Trips to doctors and dentists can be especially anxiety-provoking and traumatic for patients with disabilities and their families.
During my second year at Einstein, my fellow Einstein classmate Kyle Kelson and I became more aware of this during an enlightening session of Introduction to Clinical Medicine that focused on caring for families of children with disabilities.
For many of us, it was our first experience working and interacting with patients with developmental and physical disabilities. After the session, we wanted to do more.
We began thinking about how we could make a difference. We realized that we could play a role by making “trips to the doctor” more comfortable. The goal was to promote regular interactions between medical students and patients with disabilities at the clinic, while helping foster positive relationships.
Slowly and after much planning, the idea became a student club known as Einstein Buddies. We met with Dr. Robert Marion of Einstein’s Children’s Evaluation and Rehabilitation Center. Enthusiastic and helpful, Dr. Marion put us in contact with Carol Terilli and Elizabeth Ridgway from Einstein’s Rose F. Kennedy Center, and progress began.
Our idea was to have medical students attend physical therapy and occupational therapy sessions and be “buddies” with the children.
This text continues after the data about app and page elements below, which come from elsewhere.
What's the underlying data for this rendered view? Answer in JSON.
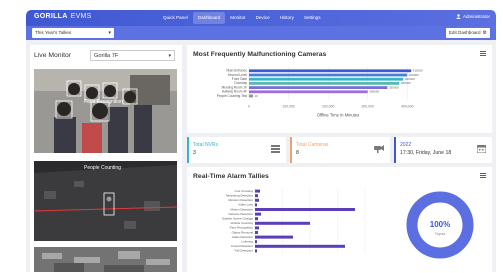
{
  "app": {
    "logo": "GORILLA",
    "logo_sub": "EVMS",
    "user": "Administrator"
  },
  "nav": [
    "Quick Panel",
    "Dashboard",
    "Monitor",
    "Device",
    "History",
    "Settings"
  ],
  "nav_active": "Dashboard",
  "subbar": {
    "period": "This Year's Tallies",
    "edit": "Edit Dashboard"
  },
  "live_monitor": {
    "title": "Live Monitor",
    "camera": "Gorilla 7F",
    "feeds": [
      {
        "label": "Face Recognition"
      },
      {
        "label": "People Counting"
      },
      {
        "label": ""
      }
    ]
  },
  "malfunction": {
    "title": "Most Frequently Malfunctioning Cameras",
    "chart_data": {
      "type": "bar",
      "orientation": "horizontal",
      "categories": [
        "Main Entrance",
        "Second Level",
        "Front Gate",
        "Doorway",
        "Meeting Room 1F",
        "Hallway Room 4F",
        "People Counting Test"
      ],
      "values": [
        410,
        400,
        390,
        380,
        350,
        300,
        10
      ],
      "colors": [
        "#3f58d2",
        "#4a7fd8",
        "#35b4c7",
        "#5bb8b0",
        "#7b6fd8",
        "#a06fd6",
        "#8f8fa8"
      ],
      "xlabel": "Offline Time in Minutes",
      "xticks": [
        "0",
        "100,000",
        "200,000",
        "300,000",
        "400,000"
      ],
      "xlim": [
        0,
        450
      ],
      "data_labels": [
        "410000",
        "400000",
        "390000",
        "380000",
        "350000",
        "300000",
        "10"
      ]
    }
  },
  "stats": [
    {
      "label": "Total NVRs",
      "value": "3",
      "color": "#35b4c7",
      "icon": "nvr-icon"
    },
    {
      "label": "Total Cameras",
      "value": "8",
      "color": "#f0a06a",
      "icon": "camera-icon"
    },
    {
      "label": "2022",
      "value": "17:30, Friday, June 18",
      "color": "#3f58d2",
      "icon": "calendar-icon"
    }
  ],
  "alarms": {
    "title": "Real-Time Alarm Tallies",
    "chart_data": {
      "type": "bar",
      "orientation": "horizontal",
      "categories": [
        "Line Crossing",
        "Tampering Detection",
        "Intrusion Detection",
        "Video Loss",
        "Motion Detection",
        "Defocus Detection",
        "Sudden Scene Change",
        "Vehicle Counting",
        "Face Recognition",
        "Object Removal",
        "Audio Detection",
        "Loitering",
        "Crowd Detection",
        "Fall Detection"
      ],
      "values": [
        5,
        3,
        4,
        2,
        100,
        6,
        3,
        55,
        4,
        3,
        38,
        2,
        90,
        2
      ],
      "bar_color": "#5a3fb8",
      "xlim": [
        0,
        110
      ]
    },
    "donut": {
      "percent": 100,
      "value_text": "100%",
      "label": "Tapas",
      "color": "#5b6fe0"
    }
  }
}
Each medical student would regularly return for sessions with the same child.
Here’s how it usually works: A single student accompanies a child during his or her physical or occupational therapy sessions. The student may help motivate and encourage the child as he or she practices various household tasks, or may even take karate sessions with the child. The student then gets to meet and talk with the child’s family members.
Our hope for the club is that by working with children and talking to parents, the medical student “buddies” will better understand and develop a keener sensitivity toward the challenges of disability.
It’s been gratifying to see the positive reactions of the children and know that we’re definitely helping them. The children are also changing many of us. We get a unique perspective on what it’s like to be a child with a disability. And, more importantly, how to help one.
Medical school is stressful. Working with the kids is fun and also allows us to step back and gain perspective.
It’s been great to get the club off the ground and watch it have an impact. At the end of our second year, as Kyle and I were studying for the boards and preparing to begin our third-year clerkships, we became concerned about who would carry the Einstein Buddies torch. But the incoming club leaders, Lindy Zhang and Dana Egan-Sherry, took over and through their hard work kept Buddies going. Now as Lindy and Dana end their second year and prep for their clerkships, we’ve watched them hand the reins to Vivy Tran and Benjamin Puliafito.
It’s inspiring to watch an idea come to life. I’m proud to know that in some small way we’re helping bring future doctors and these young patients together.